TASK STATEMENT => Should an entry contain an image, leave the image out and repeat the entry's text exactly.

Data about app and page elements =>
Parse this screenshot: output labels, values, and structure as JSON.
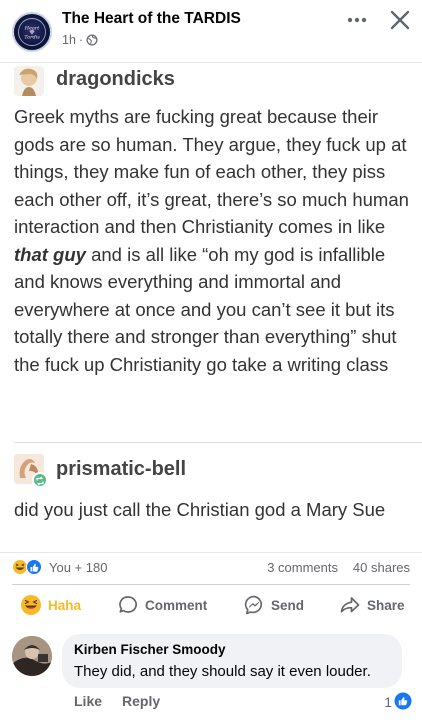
{
  "header": {
    "page_name": "The Heart of the TARDIS",
    "time_ago": "1h",
    "separator": "·",
    "avatar_text": "Heart Tardis"
  },
  "tumblr": {
    "posts": [
      {
        "username": "dragondicks",
        "text_before_em": "Greek myths are fucking great because their gods are so human. They argue, they fuck up at things, they make fun of each other, they piss each other off, it’s great, there’s so much human interaction and then Christianity comes in like ",
        "text_em": "that guy",
        "text_after_em": " and is all like “oh my god is infallible and knows everything and immortal and everywhere at once and you can’t see it but its totally there and stronger than everything” shut the fuck up Christianity go take a writing class"
      },
      {
        "username": "prismatic-bell",
        "text": "did you just call the Christian god a Mary Sue"
      }
    ]
  },
  "stats": {
    "reactions_label": "You + 180",
    "comments_label": "3 comments",
    "shares_label": "40 shares"
  },
  "actions": {
    "haha": "Haha",
    "comment": "Comment",
    "send": "Send",
    "share": "Share"
  },
  "comment": {
    "author": "Kirben Fischer Smoody",
    "text": "They did, and they should say it even louder.",
    "like": "Like",
    "reply": "Reply",
    "like_count": "1"
  },
  "colors": {
    "facebook_blue": "#1877f2",
    "haha_yellow": "#f7b928",
    "tumblr_reblog_green": "#56bc8a",
    "secondary_text": "#65676b"
  }
}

RESPONSE AREA =>
Parse this screenshot: output labels, values, and structure as JSON.
{
  "header": {
    "page_name": "The Heart of the TARDIS",
    "time_ago": "1h",
    "separator": "·",
    "avatar_text": "Heart Tardis"
  },
  "tumblr": {
    "posts": [
      {
        "username": "dragondicks",
        "text_before_em": "Greek myths are fucking great because their gods are so human. They argue, they fuck up at things, they make fun of each other, they piss each other off, it’s great, there’s so much human interaction and then Christianity comes in like ",
        "text_em": "that guy",
        "text_after_em": " and is all like “oh my god is infallible and knows everything and immortal and everywhere at once and you can’t see it but its totally there and stronger than everything” shut the fuck up Christianity go take a writing class"
      },
      {
        "username": "prismatic-bell",
        "text": "did you just call the Christian god a Mary Sue"
      }
    ]
  },
  "stats": {
    "reactions_label": "You + 180",
    "comments_label": "3 comments",
    "shares_label": "40 shares"
  },
  "actions": {
    "haha": "Haha",
    "comment": "Comment",
    "send": "Send",
    "share": "Share"
  },
  "comment": {
    "author": "Kirben Fischer Smoody",
    "text": "They did, and they should say it even louder.",
    "like": "Like",
    "reply": "Reply",
    "like_count": "1"
  },
  "colors": {
    "facebook_blue": "#1877f2",
    "haha_yellow": "#f7b928",
    "tumblr_reblog_green": "#56bc8a",
    "secondary_text": "#65676b"
  }
}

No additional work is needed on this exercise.